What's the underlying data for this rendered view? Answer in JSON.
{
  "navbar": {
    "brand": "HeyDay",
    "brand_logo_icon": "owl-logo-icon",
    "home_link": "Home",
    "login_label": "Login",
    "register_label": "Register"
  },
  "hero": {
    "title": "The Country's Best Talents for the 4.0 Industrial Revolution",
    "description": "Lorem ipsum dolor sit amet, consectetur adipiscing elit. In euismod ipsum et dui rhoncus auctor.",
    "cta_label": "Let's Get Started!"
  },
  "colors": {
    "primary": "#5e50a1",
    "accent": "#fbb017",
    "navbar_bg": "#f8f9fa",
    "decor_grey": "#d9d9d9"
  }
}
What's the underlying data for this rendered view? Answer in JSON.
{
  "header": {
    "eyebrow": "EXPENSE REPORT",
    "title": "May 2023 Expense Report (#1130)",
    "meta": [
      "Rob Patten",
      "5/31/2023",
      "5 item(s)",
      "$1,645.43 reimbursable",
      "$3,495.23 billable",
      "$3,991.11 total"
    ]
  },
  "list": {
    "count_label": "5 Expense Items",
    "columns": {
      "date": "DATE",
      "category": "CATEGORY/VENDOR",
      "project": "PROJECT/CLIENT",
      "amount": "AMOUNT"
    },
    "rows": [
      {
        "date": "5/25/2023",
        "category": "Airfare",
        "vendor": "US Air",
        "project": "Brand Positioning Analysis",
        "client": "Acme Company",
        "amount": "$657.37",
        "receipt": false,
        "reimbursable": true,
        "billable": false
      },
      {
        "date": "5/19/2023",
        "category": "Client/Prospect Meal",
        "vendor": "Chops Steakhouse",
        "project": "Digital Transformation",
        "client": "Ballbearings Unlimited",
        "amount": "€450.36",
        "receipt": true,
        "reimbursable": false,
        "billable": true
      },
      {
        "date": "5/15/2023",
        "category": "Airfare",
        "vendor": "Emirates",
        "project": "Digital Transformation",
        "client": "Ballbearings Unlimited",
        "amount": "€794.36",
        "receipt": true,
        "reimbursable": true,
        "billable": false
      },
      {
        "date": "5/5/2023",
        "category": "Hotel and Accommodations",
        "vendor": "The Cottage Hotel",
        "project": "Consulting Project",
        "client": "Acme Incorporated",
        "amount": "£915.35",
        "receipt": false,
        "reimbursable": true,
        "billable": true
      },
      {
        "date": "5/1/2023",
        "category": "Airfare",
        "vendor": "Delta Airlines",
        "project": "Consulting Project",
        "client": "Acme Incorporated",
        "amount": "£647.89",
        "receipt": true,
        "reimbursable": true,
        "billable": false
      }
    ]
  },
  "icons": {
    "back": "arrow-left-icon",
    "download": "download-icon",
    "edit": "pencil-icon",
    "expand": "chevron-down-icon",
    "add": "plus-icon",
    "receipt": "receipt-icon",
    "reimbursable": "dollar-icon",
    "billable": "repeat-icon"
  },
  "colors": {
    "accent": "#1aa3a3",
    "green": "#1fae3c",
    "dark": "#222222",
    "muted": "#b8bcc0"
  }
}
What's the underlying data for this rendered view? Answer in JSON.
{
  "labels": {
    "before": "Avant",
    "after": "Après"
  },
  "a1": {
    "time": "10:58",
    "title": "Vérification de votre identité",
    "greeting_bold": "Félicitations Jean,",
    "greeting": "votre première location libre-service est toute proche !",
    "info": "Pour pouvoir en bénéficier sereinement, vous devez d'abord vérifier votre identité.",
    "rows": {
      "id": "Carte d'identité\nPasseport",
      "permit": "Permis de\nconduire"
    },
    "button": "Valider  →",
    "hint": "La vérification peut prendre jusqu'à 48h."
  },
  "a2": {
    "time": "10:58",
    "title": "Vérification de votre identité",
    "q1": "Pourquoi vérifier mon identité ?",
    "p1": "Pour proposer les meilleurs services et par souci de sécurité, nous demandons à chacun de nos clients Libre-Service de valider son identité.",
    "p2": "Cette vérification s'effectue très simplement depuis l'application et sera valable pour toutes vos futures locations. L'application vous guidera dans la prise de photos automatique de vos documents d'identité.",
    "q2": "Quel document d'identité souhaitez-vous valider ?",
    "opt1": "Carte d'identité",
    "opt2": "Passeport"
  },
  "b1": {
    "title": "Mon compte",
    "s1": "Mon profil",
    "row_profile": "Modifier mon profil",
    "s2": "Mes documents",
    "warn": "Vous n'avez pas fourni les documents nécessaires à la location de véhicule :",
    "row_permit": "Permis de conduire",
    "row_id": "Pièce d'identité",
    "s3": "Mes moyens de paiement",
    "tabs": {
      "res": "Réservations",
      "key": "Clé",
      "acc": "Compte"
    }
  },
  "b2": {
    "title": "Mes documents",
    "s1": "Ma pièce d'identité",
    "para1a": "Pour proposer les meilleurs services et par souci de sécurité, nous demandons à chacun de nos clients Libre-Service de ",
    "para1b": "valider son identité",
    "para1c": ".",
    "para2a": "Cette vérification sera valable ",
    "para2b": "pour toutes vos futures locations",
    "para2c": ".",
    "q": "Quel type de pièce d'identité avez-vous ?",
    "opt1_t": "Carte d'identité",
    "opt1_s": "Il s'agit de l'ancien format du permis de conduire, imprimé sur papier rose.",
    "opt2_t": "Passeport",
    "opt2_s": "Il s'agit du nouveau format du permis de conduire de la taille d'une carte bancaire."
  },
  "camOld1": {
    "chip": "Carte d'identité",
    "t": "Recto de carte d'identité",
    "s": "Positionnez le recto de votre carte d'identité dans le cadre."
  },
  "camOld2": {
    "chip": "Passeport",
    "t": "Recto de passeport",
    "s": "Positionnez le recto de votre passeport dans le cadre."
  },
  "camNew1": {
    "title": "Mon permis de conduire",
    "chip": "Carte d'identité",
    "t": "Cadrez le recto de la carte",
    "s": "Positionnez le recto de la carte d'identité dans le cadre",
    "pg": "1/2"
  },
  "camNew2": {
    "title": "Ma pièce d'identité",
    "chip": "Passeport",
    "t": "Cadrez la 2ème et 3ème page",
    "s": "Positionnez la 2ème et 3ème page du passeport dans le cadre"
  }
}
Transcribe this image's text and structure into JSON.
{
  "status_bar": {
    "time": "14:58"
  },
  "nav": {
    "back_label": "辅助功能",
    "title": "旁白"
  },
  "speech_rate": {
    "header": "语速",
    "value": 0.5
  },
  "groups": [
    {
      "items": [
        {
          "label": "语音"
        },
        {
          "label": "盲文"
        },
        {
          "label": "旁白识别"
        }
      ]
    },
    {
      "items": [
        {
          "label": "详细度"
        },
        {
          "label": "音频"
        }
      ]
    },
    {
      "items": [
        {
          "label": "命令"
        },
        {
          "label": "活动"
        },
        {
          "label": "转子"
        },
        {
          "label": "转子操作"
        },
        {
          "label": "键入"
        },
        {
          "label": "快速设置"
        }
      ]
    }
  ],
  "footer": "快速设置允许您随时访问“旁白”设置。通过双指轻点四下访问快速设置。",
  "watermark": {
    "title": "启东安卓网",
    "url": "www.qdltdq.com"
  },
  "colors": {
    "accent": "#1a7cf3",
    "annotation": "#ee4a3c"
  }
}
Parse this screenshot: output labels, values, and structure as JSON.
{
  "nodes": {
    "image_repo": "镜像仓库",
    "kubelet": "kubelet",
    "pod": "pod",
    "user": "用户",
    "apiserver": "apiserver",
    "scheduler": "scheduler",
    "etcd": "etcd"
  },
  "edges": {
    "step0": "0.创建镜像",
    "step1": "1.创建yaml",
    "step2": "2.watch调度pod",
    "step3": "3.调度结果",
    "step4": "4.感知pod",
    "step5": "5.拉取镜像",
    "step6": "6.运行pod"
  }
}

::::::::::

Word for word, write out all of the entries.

What's the underlying data for this rendered view? Answer in JSON.
{
  "navbar": {
    "brand": "HeyDay",
    "brand_logo_icon": "owl-logo-icon",
    "home_link": "Home",
    "login_label": "Login",
    "register_label": "Register"
  },
  "hero": {
    "title": "The Country's Best Talents for the 4.0 Industrial Revolution",
    "description": "Lorem ipsum dolor sit amet, consectetur adipiscing elit. In euismod ipsum et dui rhoncus auctor.",
    "cta_label": "Let's Get Started!"
  },
  "colors": {
    "primary": "#5e50a1",
    "accent": "#fbb017",
    "navbar_bg": "#f8f9fa",
    "decor_grey": "#d9d9d9"
  }
}
What's the underlying data for this rendered view? Answer in JSON.
{
  "header": {
    "eyebrow": "EXPENSE REPORT",
    "title": "May 2023 Expense Report (#1130)",
    "meta": [
      "Rob Patten",
      "5/31/2023",
      "5 item(s)",
      "$1,645.43 reimbursable",
      "$3,495.23 billable",
      "$3,991.11 total"
    ]
  },
  "list": {
    "count_label": "5 Expense Items",
    "columns": {
      "date": "DATE",
      "category": "CATEGORY/VENDOR",
      "project": "PROJECT/CLIENT",
      "amount": "AMOUNT"
    },
    "rows": [
      {
        "date": "5/25/2023",
        "category": "Airfare",
        "vendor": "US Air",
        "project": "Brand Positioning Analysis",
        "client": "Acme Company",
        "amount": "$657.37",
        "receipt": false,
        "reimbursable": true,
        "billable": false
      },
      {
        "date": "5/19/2023",
        "category": "Client/Prospect Meal",
        "vendor": "Chops Steakhouse",
        "project": "Digital Transformation",
        "client": "Ballbearings Unlimited",
        "amount": "€450.36",
        "receipt": true,
        "reimbursable": false,
        "billable": true
      },
      {
        "date": "5/15/2023",
        "category": "Airfare",
        "vendor": "Emirates",
        "project": "Digital Transformation",
        "client": "Ballbearings Unlimited",
        "amount": "€794.36",
        "receipt": true,
        "reimbursable": true,
        "billable": false
      },
      {
        "date": "5/5/2023",
        "category": "Hotel and Accommodations",
        "vendor": "The Cottage Hotel",
        "project": "Consulting Project",
        "client": "Acme Incorporated",
        "amount": "£915.35",
        "receipt": false,
        "reimbursable": true,
        "billable": true
      },
      {
        "date": "5/1/2023",
        "category": "Airfare",
        "vendor": "Delta Airlines",
        "project": "Consulting Project",
        "client": "Acme Incorporated",
        "amount": "£647.89",
        "receipt": true,
        "reimbursable": true,
        "billable": false
      }
    ]
  },
  "icons": {
    "back": "arrow-left-icon",
    "download": "download-icon",
    "edit": "pencil-icon",
    "expand": "chevron-down-icon",
    "add": "plus-icon",
    "receipt": "receipt-icon",
    "reimbursable": "dollar-icon",
    "billable": "repeat-icon"
  },
  "colors": {
    "accent": "#1aa3a3",
    "green": "#1fae3c",
    "dark": "#222222",
    "muted": "#b8bcc0"
  }
}
What's the underlying data for this rendered view? Answer in JSON.
{
  "labels": {
    "before": "Avant",
    "after": "Après"
  },
  "a1": {
    "time": "10:58",
    "title": "Vérification de votre identité",
    "greeting_bold": "Félicitations Jean,",
    "greeting": "votre première location libre-service est toute proche !",
    "info": "Pour pouvoir en bénéficier sereinement, vous devez d'abord vérifier votre identité.",
    "rows": {
      "id": "Carte d'identité\nPasseport",
      "permit": "Permis de\nconduire"
    },
    "button": "Valider  →",
    "hint": "La vérification peut prendre jusqu'à 48h."
  },
  "a2": {
    "time": "10:58",
    "title": "Vérification de votre identité",
    "q1": "Pourquoi vérifier mon identité ?",
    "p1": "Pour proposer les meilleurs services et par souci de sécurité, nous demandons à chacun de nos clients Libre-Service de valider son identité.",
    "p2": "Cette vérification s'effectue très simplement depuis l'application et sera valable pour toutes vos futures locations. L'application vous guidera dans la prise de photos automatique de vos documents d'identité.",
    "q2": "Quel document d'identité souhaitez-vous valider ?",
    "opt1": "Carte d'identité",
    "opt2": "Passeport"
  },
  "b1": {
    "title": "Mon compte",
    "s1": "Mon profil",
    "row_profile": "Modifier mon profil",
    "s2": "Mes documents",
    "warn": "Vous n'avez pas fourni les documents nécessaires à la location de véhicule :",
    "row_permit": "Permis de conduire",
    "row_id": "Pièce d'identité",
    "s3": "Mes moyens de paiement",
    "tabs": {
      "res": "Réservations",
      "key": "Clé",
      "acc": "Compte"
    }
  },
  "b2": {
    "title": "Mes documents",
    "s1": "Ma pièce d'identité",
    "para1a": "Pour proposer les meilleurs services et par souci de sécurité, nous demandons à chacun de nos clients Libre-Service de ",
    "para1b": "valider son identité",
    "para1c": ".",
    "para2a": "Cette vérification sera valable ",
    "para2b": "pour toutes vos futures locations",
    "para2c": ".",
    "q": "Quel type de pièce d'identité avez-vous ?",
    "opt1_t": "Carte d'identité",
    "opt1_s": "Il s'agit de l'ancien format du permis de conduire, imprimé sur papier rose.",
    "opt2_t": "Passeport",
    "opt2_s": "Il s'agit du nouveau format du permis de conduire de la taille d'une carte bancaire."
  },
  "camOld1": {
    "chip": "Carte d'identité",
    "t": "Recto de carte d'identité",
    "s": "Positionnez le recto de votre carte d'identité dans le cadre."
  },
  "camOld2": {
    "chip": "Passeport",
    "t": "Recto de passeport",
    "s": "Positionnez le recto de votre passeport dans le cadre."
  },
  "camNew1": {
    "title": "Mon permis de conduire",
    "chip": "Carte d'identité",
    "t": "Cadrez le recto de la carte",
    "s": "Positionnez le recto de la carte d'identité dans le cadre",
    "pg": "1/2"
  },
  "camNew2": {
    "title": "Ma pièce d'identité",
    "chip": "Passeport",
    "t": "Cadrez la 2ème et 3ème page",
    "s": "Positionnez la 2ème et 3ème page du passeport dans le cadre"
  }
}
Transcribe this image's text and structure into JSON.
{
  "status_bar": {
    "time": "14:58"
  },
  "nav": {
    "back_label": "辅助功能",
    "title": "旁白"
  },
  "speech_rate": {
    "header": "语速",
    "value": 0.5
  },
  "groups": [
    {
      "items": [
        {
          "label": "语音"
        },
        {
          "label": "盲文"
        },
        {
          "label": "旁白识别"
        }
      ]
    },
    {
      "items": [
        {
          "label": "详细度"
        },
        {
          "label": "音频"
        }
      ]
    },
    {
      "items": [
        {
          "label": "命令"
        },
        {
          "label": "活动"
        },
        {
          "label": "转子"
        },
        {
          "label": "转子操作"
        },
        {
          "label": "键入"
        },
        {
          "label": "快速设置"
        }
      ]
    }
  ],
  "footer": "快速设置允许您随时访问“旁白”设置。通过双指轻点四下访问快速设置。",
  "watermark": {
    "title": "启东安卓网",
    "url": "www.qdltdq.com"
  },
  "colors": {
    "accent": "#1a7cf3",
    "annotation": "#ee4a3c"
  }
}
Parse this screenshot: output labels, values, and structure as JSON.
{
  "nodes": {
    "image_repo": "镜像仓库",
    "kubelet": "kubelet",
    "pod": "pod",
    "user": "用户",
    "apiserver": "apiserver",
    "scheduler": "scheduler",
    "etcd": "etcd"
  },
  "edges": {
    "step0": "0.创建镜像",
    "step1": "1.创建yaml",
    "step2": "2.watch调度pod",
    "step3": "3.调度结果",
    "step4": "4.感知pod",
    "step5": "5.拉取镜像",
    "step6": "6.运行pod"
  }
}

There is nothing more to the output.